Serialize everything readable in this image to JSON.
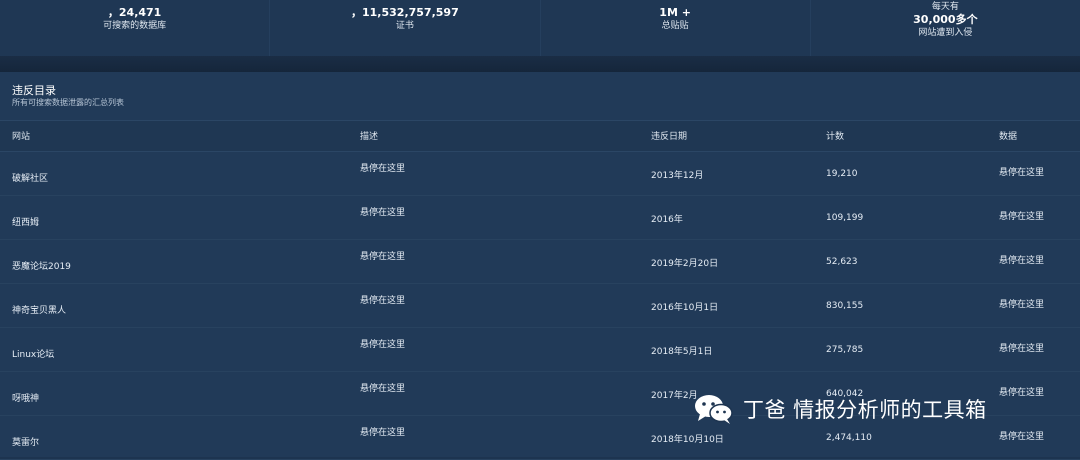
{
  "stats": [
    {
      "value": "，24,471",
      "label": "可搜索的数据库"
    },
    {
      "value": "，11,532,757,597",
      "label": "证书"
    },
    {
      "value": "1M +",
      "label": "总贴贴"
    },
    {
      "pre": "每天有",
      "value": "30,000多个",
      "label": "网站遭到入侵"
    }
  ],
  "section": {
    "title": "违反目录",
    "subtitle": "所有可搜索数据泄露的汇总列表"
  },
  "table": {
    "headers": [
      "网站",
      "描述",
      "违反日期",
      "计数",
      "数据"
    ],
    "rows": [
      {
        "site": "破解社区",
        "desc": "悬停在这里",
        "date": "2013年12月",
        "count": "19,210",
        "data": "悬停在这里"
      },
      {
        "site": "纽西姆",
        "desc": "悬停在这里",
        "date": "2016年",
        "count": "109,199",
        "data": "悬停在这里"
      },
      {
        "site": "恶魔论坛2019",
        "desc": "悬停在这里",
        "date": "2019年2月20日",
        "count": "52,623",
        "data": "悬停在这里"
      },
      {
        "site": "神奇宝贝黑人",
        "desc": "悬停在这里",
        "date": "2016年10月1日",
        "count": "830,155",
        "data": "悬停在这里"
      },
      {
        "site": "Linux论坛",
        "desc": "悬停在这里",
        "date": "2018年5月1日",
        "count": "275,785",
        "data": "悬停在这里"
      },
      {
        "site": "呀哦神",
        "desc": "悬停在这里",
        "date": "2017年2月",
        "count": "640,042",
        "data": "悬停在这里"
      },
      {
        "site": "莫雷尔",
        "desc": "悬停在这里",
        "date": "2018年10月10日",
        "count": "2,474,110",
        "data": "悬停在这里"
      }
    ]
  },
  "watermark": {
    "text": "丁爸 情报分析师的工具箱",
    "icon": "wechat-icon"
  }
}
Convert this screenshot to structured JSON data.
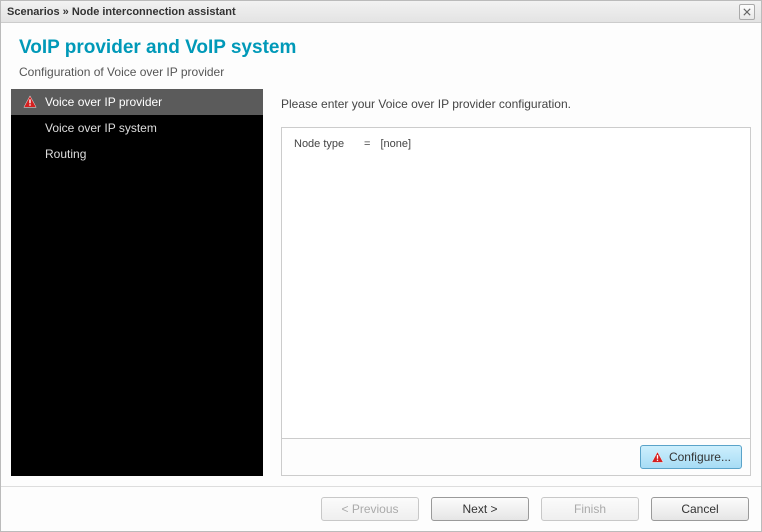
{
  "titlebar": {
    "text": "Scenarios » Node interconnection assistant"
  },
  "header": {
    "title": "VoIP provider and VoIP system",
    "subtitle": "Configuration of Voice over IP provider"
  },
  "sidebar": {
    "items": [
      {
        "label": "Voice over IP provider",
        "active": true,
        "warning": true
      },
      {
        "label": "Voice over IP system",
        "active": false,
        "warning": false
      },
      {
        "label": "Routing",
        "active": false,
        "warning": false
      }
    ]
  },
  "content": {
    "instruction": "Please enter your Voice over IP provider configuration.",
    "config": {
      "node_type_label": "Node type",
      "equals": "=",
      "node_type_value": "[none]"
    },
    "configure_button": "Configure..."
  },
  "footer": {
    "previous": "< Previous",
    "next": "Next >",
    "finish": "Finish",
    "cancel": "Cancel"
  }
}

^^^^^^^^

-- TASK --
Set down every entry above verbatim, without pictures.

-- EXERCISE OUTPUT --
Serialize everything readable in this image to JSON.
{
  "stats": [
    {
      "value": "，24,471",
      "label": "可搜索的数据库"
    },
    {
      "value": "，11,532,757,597",
      "label": "证书"
    },
    {
      "value": "1M +",
      "label": "总贴贴"
    },
    {
      "pre": "每天有",
      "value": "30,000多个",
      "label": "网站遭到入侵"
    }
  ],
  "section": {
    "title": "违反目录",
    "subtitle": "所有可搜索数据泄露的汇总列表"
  },
  "table": {
    "headers": [
      "网站",
      "描述",
      "违反日期",
      "计数",
      "数据"
    ],
    "rows": [
      {
        "site": "破解社区",
        "desc": "悬停在这里",
        "date": "2013年12月",
        "count": "19,210",
        "data": "悬停在这里"
      },
      {
        "site": "纽西姆",
        "desc": "悬停在这里",
        "date": "2016年",
        "count": "109,199",
        "data": "悬停在这里"
      },
      {
        "site": "恶魔论坛2019",
        "desc": "悬停在这里",
        "date": "2019年2月20日",
        "count": "52,623",
        "data": "悬停在这里"
      },
      {
        "site": "神奇宝贝黑人",
        "desc": "悬停在这里",
        "date": "2016年10月1日",
        "count": "830,155",
        "data": "悬停在这里"
      },
      {
        "site": "Linux论坛",
        "desc": "悬停在这里",
        "date": "2018年5月1日",
        "count": "275,785",
        "data": "悬停在这里"
      },
      {
        "site": "呀哦神",
        "desc": "悬停在这里",
        "date": "2017年2月",
        "count": "640,042",
        "data": "悬停在这里"
      },
      {
        "site": "莫雷尔",
        "desc": "悬停在这里",
        "date": "2018年10月10日",
        "count": "2,474,110",
        "data": "悬停在这里"
      }
    ]
  },
  "watermark": {
    "text": "丁爸 情报分析师的工具箱",
    "icon": "wechat-icon"
  }
}
Convert this screenshot to structured JSON data.
{
  "titlebar": {
    "text": "Scenarios » Node interconnection assistant"
  },
  "header": {
    "title": "VoIP provider and VoIP system",
    "subtitle": "Configuration of Voice over IP provider"
  },
  "sidebar": {
    "items": [
      {
        "label": "Voice over IP provider",
        "active": true,
        "warning": true
      },
      {
        "label": "Voice over IP system",
        "active": false,
        "warning": false
      },
      {
        "label": "Routing",
        "active": false,
        "warning": false
      }
    ]
  },
  "content": {
    "instruction": "Please enter your Voice over IP provider configuration.",
    "config": {
      "node_type_label": "Node type",
      "equals": "=",
      "node_type_value": "[none]"
    },
    "configure_button": "Configure..."
  },
  "footer": {
    "previous": "< Previous",
    "next": "Next >",
    "finish": "Finish",
    "cancel": "Cancel"
  }
}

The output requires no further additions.